Among the many excellent ideas in Flourish, one jumped out: Seligman’s “What-Went-Well Exercise (Also Called ‘Three Blessings’).”
Amid the tremendous challenges facing the United States at the moment, it’s useful to recall the origination of the now-familiar holiday. Abraham Lincoln established it in the dark hours of the Civil War.
Sept. 17, 1787, is the date on which the United States Constitution was read and engrossed in final form at the constitutional convention. Benjamin Franklin, then 81 years old, was too frail to make a speech; but his written remarks were read aloud by his fellow-member of the Pennsylvania delegation, James Wilson. At the dawn of the 21st century, with Americans reflecting on first principles, Franklin’s guidance remains timely:
There was a time when they were simply a beautiful young couple in love. Nina and Claus von Stauffenberg were favored by fortune. They were aristocrats. They were patriots, dedicated to the nation from whom they sprung.
Through twists of fate they could never have imagined, Claus von Stauffenberg would become a historic figure.

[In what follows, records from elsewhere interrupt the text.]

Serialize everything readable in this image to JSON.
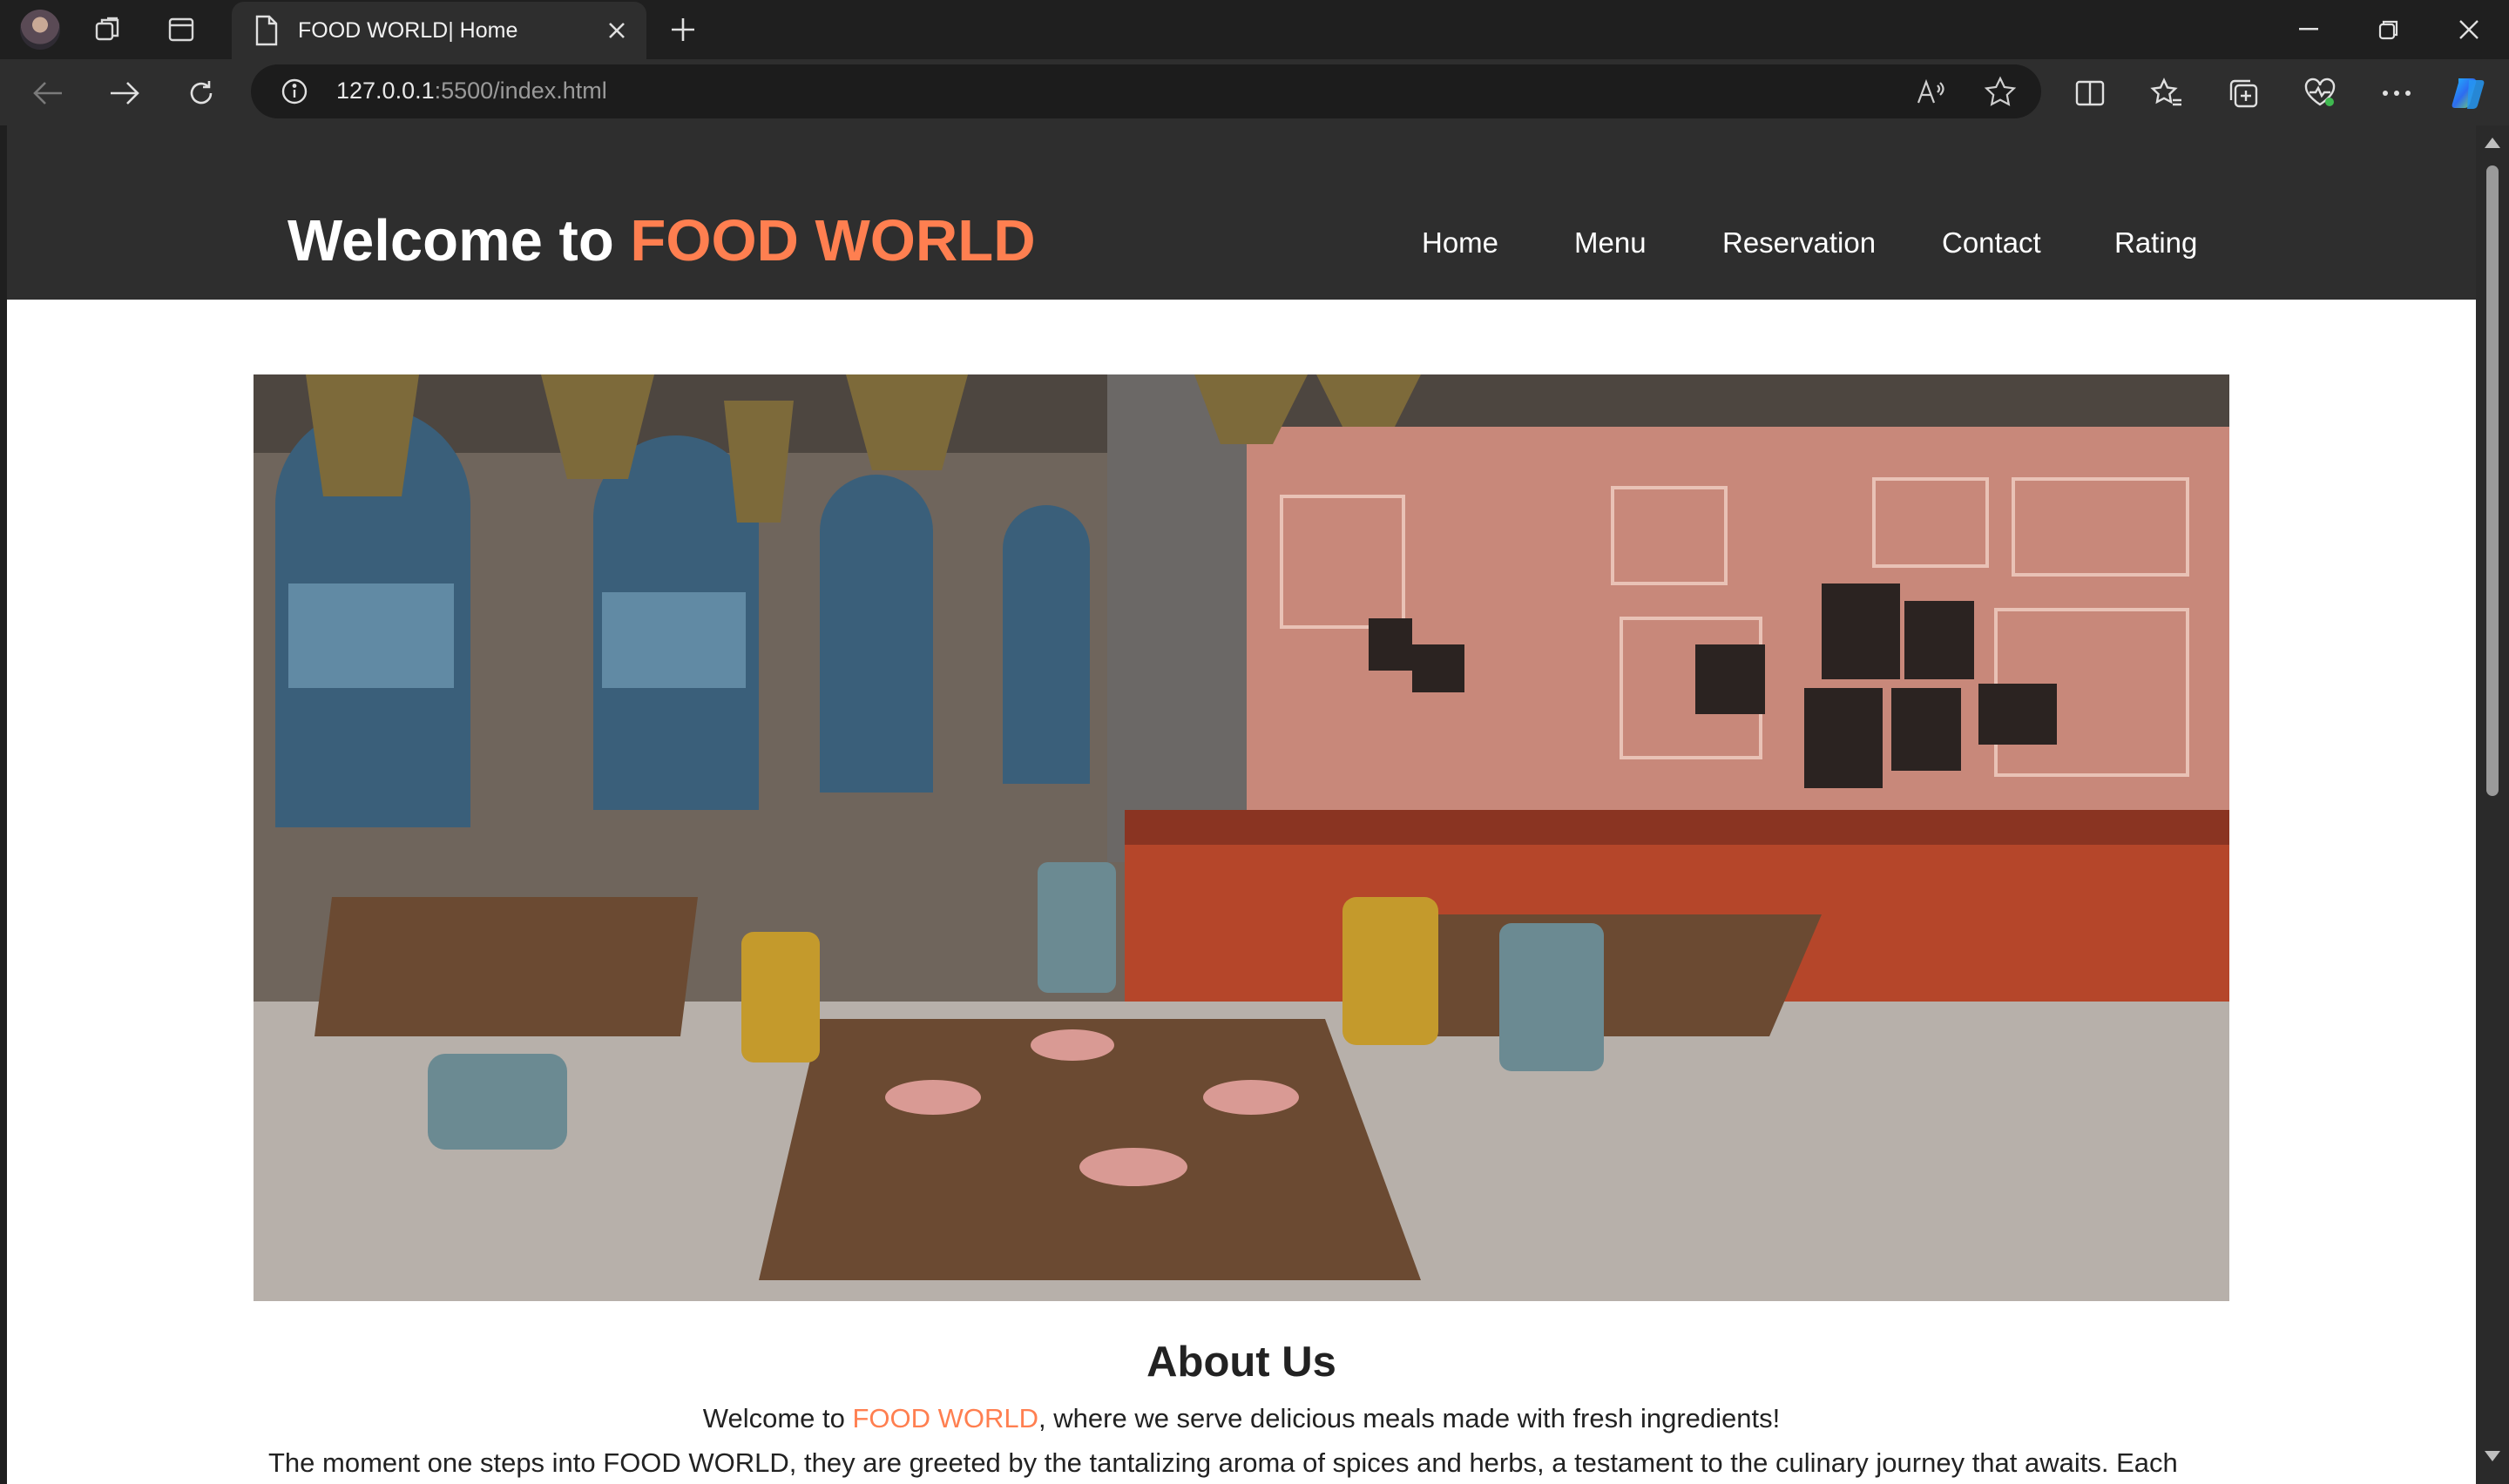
{
  "browser": {
    "tab_title": "FOOD WORLD| Home",
    "url_host": "127.0.0.1",
    "url_rest": ":5500/index.html"
  },
  "site": {
    "title_prefix": "Welcome to ",
    "brand": "FOOD WORLD",
    "nav": [
      "Home",
      "Menu",
      "Reservation",
      "Contact",
      "Rating"
    ]
  },
  "about": {
    "heading": "About Us",
    "intro_before": "Welcome to ",
    "intro_brand": "FOOD WORLD",
    "intro_after": ", where we serve delicious meals made with fresh ingredients!",
    "paragraph": "The moment one steps into FOOD WORLD, they are greeted by the tantalizing aroma of spices and herbs, a testament to the culinary journey that awaits. Each"
  },
  "colors": {
    "accent": "#ff7f50",
    "header_bg": "#2e2e2e"
  },
  "icons": [
    "avatar",
    "workspaces-icon",
    "tab-actions-icon",
    "page-icon",
    "close-icon",
    "plus-icon",
    "minimize-icon",
    "restore-icon",
    "close-window-icon",
    "back-arrow-icon",
    "forward-arrow-icon",
    "reload-icon",
    "info-icon",
    "read-aloud-icon",
    "star-icon",
    "split-screen-icon",
    "favorites-icon",
    "collections-icon",
    "health-icon",
    "more-icon",
    "copilot-icon"
  ]
}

If anyone merits characterization as a “hero,” even in our post-heroic age, it’s he. No less a personage than Winston Churchill rendered the verdict that none could overturn: Stauffenberg was the “bravest of the best.”
It takes nothing away from Stauffenberg’s example to note that he was not alone in his heroism. In the run-up and follow-up to his crowded hour, Stauffenberg’s journey was undertaken with his family. Those who would learn from his example may benefit from the larger picture.